The fabric weight is measured in ounces per square yard in the U.S. and grams per square meter in most of the rest of the world. Lighter shirts are in the 3–5 oz range, regular shirts around 5.5 oz, and heavyweight tees climbing to 6 oz or higher.
Traditional cotton fabrics come in three levels of quality: open-end yarn, ring-spun cotton and ring-spun combed cotton. Ring-spun cotton produces a smoother and longer yarn than open-end because it goes through a spinning process that straightens and softens each fiber. Combing that ring-spun yarn remove impurities and makes for an even softer feel. The term singles refers to the gauge, or thickness of the yarn, with a higher number indicating a softer feel: 20 singles is fairly standard while 30 singles is more luxuriant.
Further research is required to determine how these standards apply to 100% hemp fabrics or hemp/cotton blends.
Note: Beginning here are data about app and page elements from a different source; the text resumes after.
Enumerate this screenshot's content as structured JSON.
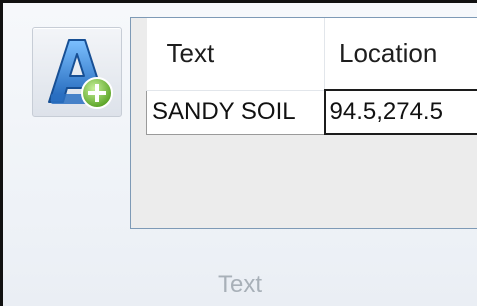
{
  "ribbon_group": {
    "label": "Text",
    "add_button": {
      "icon": "add-text-icon"
    }
  },
  "grid": {
    "columns": [
      "Text",
      "Location"
    ],
    "rows": [
      [
        "SANDY SOIL",
        "94.5,274.5"
      ]
    ]
  },
  "colors": {
    "icon_letter": "#2f7fd0",
    "icon_plus": "#6abf2a",
    "panel_border": "#7e9ab6"
  }
}
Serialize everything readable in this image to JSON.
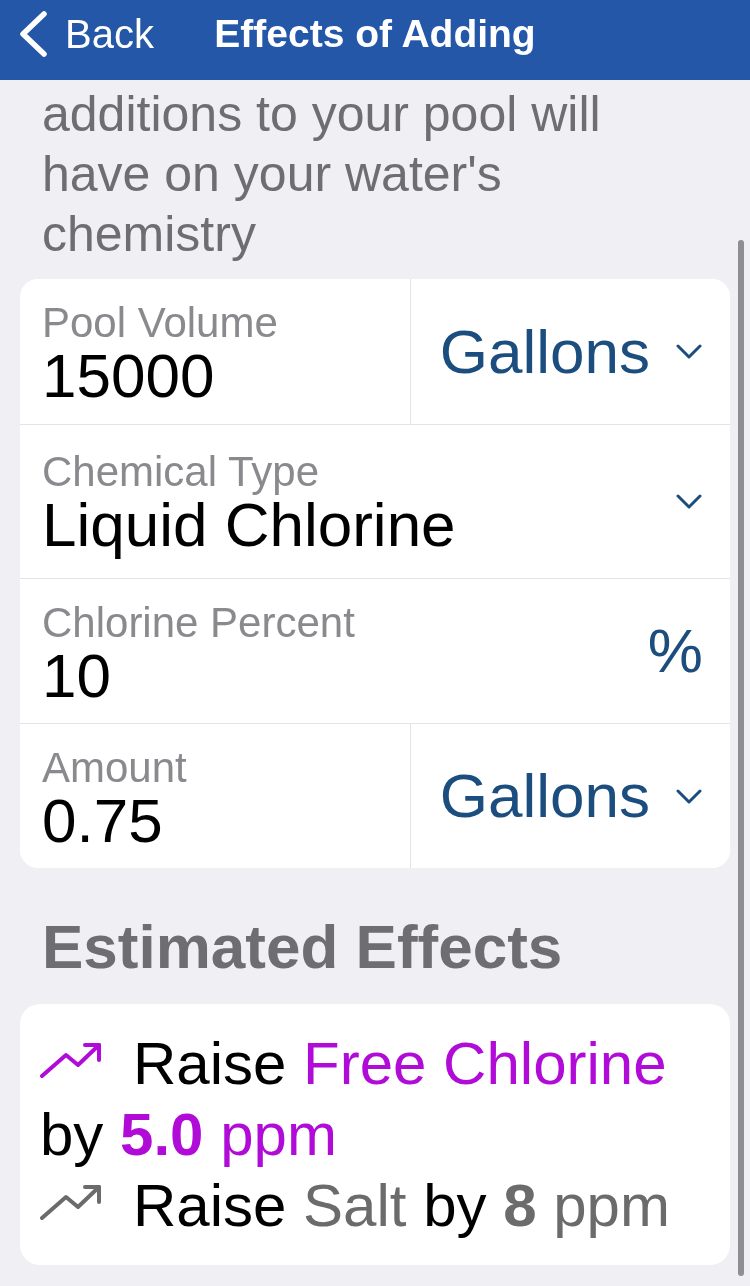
{
  "nav": {
    "back": "Back",
    "title": "Effects of Adding"
  },
  "intro": "additions to your pool will have on your water's chemistry",
  "form": {
    "fields": [
      {
        "kind": "input_select",
        "label": "Pool Volume",
        "value": "15000",
        "unit": "Gallons"
      },
      {
        "kind": "select",
        "label": "Chemical Type",
        "value": "Liquid Chlorine"
      },
      {
        "kind": "input_suffix",
        "label": "Chlorine Percent",
        "value": "10",
        "suffix": "%"
      },
      {
        "kind": "input_select",
        "label": "Amount",
        "value": "0.75",
        "unit": "Gallons"
      }
    ]
  },
  "effects": {
    "title": "Estimated Effects",
    "items": [
      {
        "verb": "Raise",
        "target": "Free Chlorine",
        "connector": "by",
        "amount": "5.0",
        "unit": "ppm",
        "color": "#b10bd8"
      },
      {
        "verb": "Raise",
        "target": "Salt",
        "connector": "by",
        "amount": "8",
        "unit": "ppm",
        "color": "#6b6b6b"
      }
    ]
  }
}
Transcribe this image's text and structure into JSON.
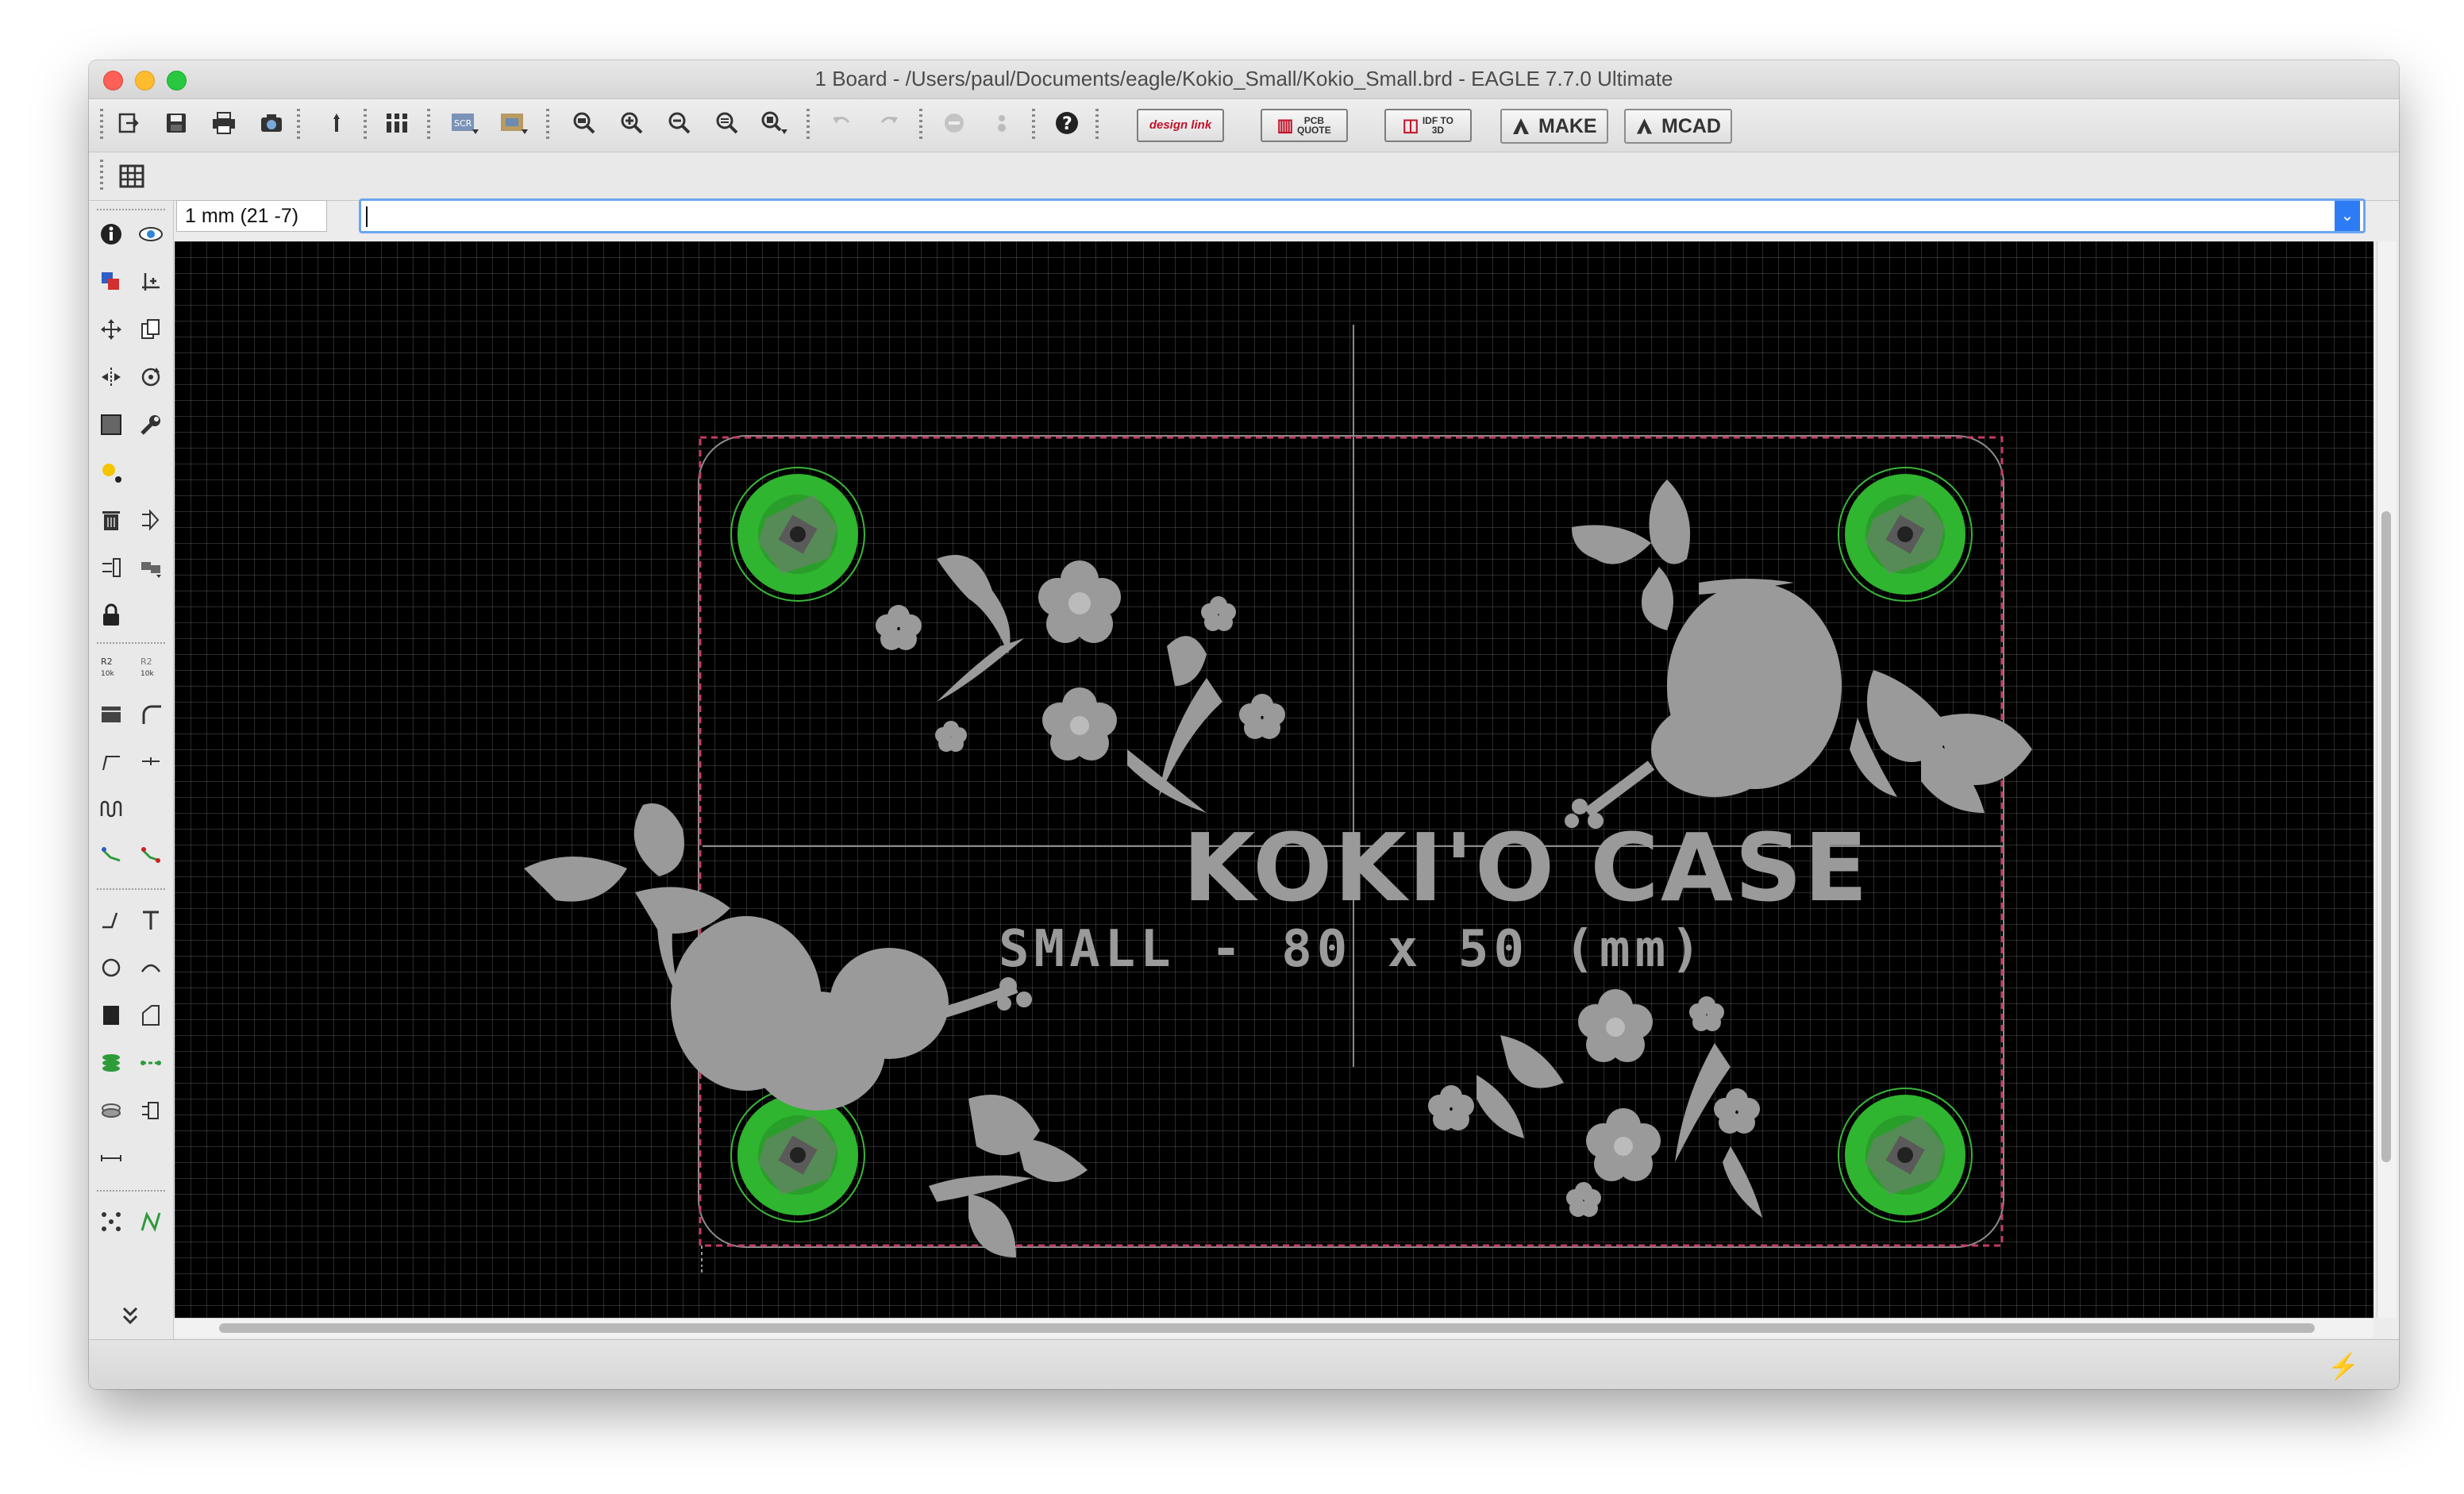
{
  "window": {
    "title": "1 Board - /Users/paul/Documents/eagle/Kokio_Small/Kokio_Small.brd - EAGLE 7.7.0 Ultimate"
  },
  "toolbar": {
    "icons": [
      "open-icon",
      "save-icon",
      "print-icon",
      "cam-icon",
      "script-icon",
      "layers-icon",
      "scr-icon",
      "ulp-icon",
      "zoom-fit-icon",
      "zoom-in-icon",
      "zoom-out-icon",
      "zoom-redraw-icon",
      "zoom-select-icon",
      "undo-icon",
      "redo-icon",
      "stop-icon",
      "go-icon",
      "help-icon"
    ],
    "designlink_label": "design link",
    "pcb_quote_label": "PCB QUOTE",
    "idf_label": "IDF TO 3D",
    "make_label": "MAKE",
    "mcad_label": "MCAD"
  },
  "grid_toolbar": {
    "icon": "grid-icon"
  },
  "command": {
    "coordinate": "1 mm (21 -7)",
    "input_value": ""
  },
  "board": {
    "title": "KOKI'O CASE",
    "subtitle": "SMALL - 80 x 50 (mm)",
    "colors": {
      "background": "#000000",
      "silkscreen": "#9a9a9a",
      "pad": "#2fb52f",
      "outline": "#c23a6a"
    }
  }
}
https://en.wikipedia.org/wiki/Hemp • https://en.wikipedia.org/wiki/Legal_history_of_cannabis_in_the_United_States • https://en.wikipedia.org/wiki/Agricultural_Act_of_2014 • http://www.ncsl.org/research/agriculture-and-rural-development/state-industrial-hemp-statutes.aspx • http://www.votehemp.com/us-state-industrial-hemp-legislation.html • http://www.hemp.com/2011/04/wear-your-hemp-proudly/ • https://en.wikipedia.org/wiki/Rayon • https://en.wikipedia.org/wiki/Viscose • https://www.spectratees.com/what-is-ring-spun-cotton-the-difference-between-30-singles-20-singles/